  • Social learning is also a philosophy, at least an approach that can only thrive in an environment that properly supports it. Institutionalising social learning remains a difficult agenda – this has a ‘deja-vu’ feel of the organisational learning era though, doesn’t it?
  • The case for civic-driven initiatives (actually referred to as ‘endogenous social learning’ initiatives here) was made again: don’t build up from scratch, embed where the soil is fertile, where the energy and capacity is already mobilised;
  • Social learning has a twisted relation with power dynamics as it invites people to join decision-making but bears with it the devils of hidden power (who instils the social learning dynamics?), token representation (who is credibly sent to represent a given group?) and of false transparency (how clear is the decision-making process for those involved in the social learning activity and outside it?).
  • Particularly when applied to complex problems such as climate change, social learning thrives on the participation of very diverse groups of people. This, combined with the issue of power dynamics, means we need to consciously make room for social differentiation – accepting the diversity of perspectives, languages and seeing to an inviting process that creates room for groups of people (ostracised indigenous groups, women, youths etc.) to engage in the conversation and decision-making process. That social learning and social differentiation makes a perfect ‘social LSD’ combination that can get us very high (errrr, far);
  • The importance of ‘process facilitators’ is recognised: we need process guidance, a knack for and wits to convene and catalyze social learning;

We need many, many more creative participatory facilitators. Without them, much of what we hope for will not happen. Who, where, in what ways, needs to do what to generate and support them? What needs to change?” (Chambers, personal communication March 2012)

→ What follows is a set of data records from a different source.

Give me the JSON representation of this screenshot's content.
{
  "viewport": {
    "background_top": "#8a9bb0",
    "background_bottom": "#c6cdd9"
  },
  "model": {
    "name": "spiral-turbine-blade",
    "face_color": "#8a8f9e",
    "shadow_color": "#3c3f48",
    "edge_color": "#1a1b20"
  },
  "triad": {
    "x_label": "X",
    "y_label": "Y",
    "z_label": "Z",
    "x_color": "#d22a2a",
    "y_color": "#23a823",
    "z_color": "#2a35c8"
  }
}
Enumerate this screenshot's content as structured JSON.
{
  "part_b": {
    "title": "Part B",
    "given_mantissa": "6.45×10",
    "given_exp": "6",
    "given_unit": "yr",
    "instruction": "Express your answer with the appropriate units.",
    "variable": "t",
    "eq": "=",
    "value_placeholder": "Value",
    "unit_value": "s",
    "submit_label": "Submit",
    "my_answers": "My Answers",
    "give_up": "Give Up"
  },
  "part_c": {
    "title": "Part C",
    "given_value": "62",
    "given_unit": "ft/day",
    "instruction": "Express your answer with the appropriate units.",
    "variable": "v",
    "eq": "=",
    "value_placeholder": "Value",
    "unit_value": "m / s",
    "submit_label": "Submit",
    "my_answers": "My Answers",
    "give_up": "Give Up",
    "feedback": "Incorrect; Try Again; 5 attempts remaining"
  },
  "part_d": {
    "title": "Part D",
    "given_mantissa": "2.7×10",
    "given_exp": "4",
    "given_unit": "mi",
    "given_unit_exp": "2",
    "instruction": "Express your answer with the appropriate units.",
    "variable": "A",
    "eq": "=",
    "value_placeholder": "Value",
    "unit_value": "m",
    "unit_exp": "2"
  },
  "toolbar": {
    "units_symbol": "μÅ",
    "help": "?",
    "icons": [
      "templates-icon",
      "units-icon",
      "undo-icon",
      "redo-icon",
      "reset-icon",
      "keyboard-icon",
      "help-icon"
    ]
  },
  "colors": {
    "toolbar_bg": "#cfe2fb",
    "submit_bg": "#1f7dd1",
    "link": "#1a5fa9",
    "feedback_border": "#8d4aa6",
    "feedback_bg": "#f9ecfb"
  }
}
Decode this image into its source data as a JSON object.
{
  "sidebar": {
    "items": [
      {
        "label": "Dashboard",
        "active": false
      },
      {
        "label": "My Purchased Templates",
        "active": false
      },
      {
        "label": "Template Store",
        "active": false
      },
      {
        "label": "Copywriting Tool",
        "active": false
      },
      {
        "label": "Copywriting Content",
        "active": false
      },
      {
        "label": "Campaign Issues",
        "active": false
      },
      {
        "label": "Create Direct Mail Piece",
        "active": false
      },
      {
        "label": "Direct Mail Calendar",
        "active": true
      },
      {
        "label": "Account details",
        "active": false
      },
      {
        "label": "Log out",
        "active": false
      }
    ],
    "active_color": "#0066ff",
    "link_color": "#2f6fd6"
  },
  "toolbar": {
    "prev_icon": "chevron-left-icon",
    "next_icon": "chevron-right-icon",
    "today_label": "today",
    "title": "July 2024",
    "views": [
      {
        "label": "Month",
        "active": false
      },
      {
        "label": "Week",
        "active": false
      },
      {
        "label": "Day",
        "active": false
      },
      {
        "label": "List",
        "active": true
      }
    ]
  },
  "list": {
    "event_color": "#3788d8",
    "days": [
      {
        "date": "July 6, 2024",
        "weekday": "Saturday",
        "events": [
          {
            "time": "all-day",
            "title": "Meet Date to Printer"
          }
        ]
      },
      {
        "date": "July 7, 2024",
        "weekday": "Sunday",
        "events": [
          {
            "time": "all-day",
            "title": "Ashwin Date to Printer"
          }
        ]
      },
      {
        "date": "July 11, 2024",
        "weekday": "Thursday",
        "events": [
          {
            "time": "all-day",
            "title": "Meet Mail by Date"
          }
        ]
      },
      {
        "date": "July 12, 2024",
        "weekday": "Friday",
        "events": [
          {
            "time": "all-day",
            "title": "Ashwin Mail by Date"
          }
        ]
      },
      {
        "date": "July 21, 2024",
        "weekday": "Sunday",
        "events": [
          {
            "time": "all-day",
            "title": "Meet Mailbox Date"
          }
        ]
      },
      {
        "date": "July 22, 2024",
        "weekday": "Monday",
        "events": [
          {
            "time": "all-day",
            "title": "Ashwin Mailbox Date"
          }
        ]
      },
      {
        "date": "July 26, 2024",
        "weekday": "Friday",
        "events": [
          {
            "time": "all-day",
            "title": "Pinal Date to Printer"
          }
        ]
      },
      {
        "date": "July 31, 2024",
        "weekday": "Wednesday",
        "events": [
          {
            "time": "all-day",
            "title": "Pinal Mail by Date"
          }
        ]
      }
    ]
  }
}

  • That engagement process should be indeed very interactive, continuous or at least iterative, if it is to reflect genuine social learning. Otherwise it risks falling on the side of ‘token participation’ again;
  • Social learning processes need to address the diverse time frames that motivate different people: farmers look at the next harvest, policy-makers at the next election, a community at the next 25 years, climate change scientists at the next 100 years. Incentives and engagement depend on the time frame of reference for each group – as beautifully explained in this post.
  • As ever, trust is the cement of all success. Particularly in large interactive processes such as wide scale social learning initiatives. This is one of the underlying themes in a recent and excellent (but long) post from Nancy Dixon, when pondering why knowledge management didn’t save General Motors.
  • The documentation of the very process of social learning is equally adamant to the success of our social learning enterprises – one of the external reviewers from the final presentation in the workshop mentioned: “the best pilots cannot be scaled up because they are the best (i.e. they are the result of a symbiotic set of factors related to one particular context), scale up the process not the pilots”. Hear hear!!


Social learning is indeed one of the talks of town – and for good reason – so this workshop was very timely, and could be only the beginning of a much longer engagement process, starting with this emerging community of interest.

This also tells me that it’s time I resumed my blogging on multi-stakeholder processes.

Related blog posts:

External blog posts written about this workshop:

About these ads

Leave a Reply

Fill in your details below or click an icon to log in:

WordPress.com Logo

You are commenting using your WordPress.com account. Log Out / Change )

Twitter picture

You are commenting using your Twitter account. Log Out / Change )

Facebook photo

You are commenting using your Facebook account. Log Out / Change )

Google+ photo

You are commenting using your Google+ account. Log Out / Change )

Connecting to %s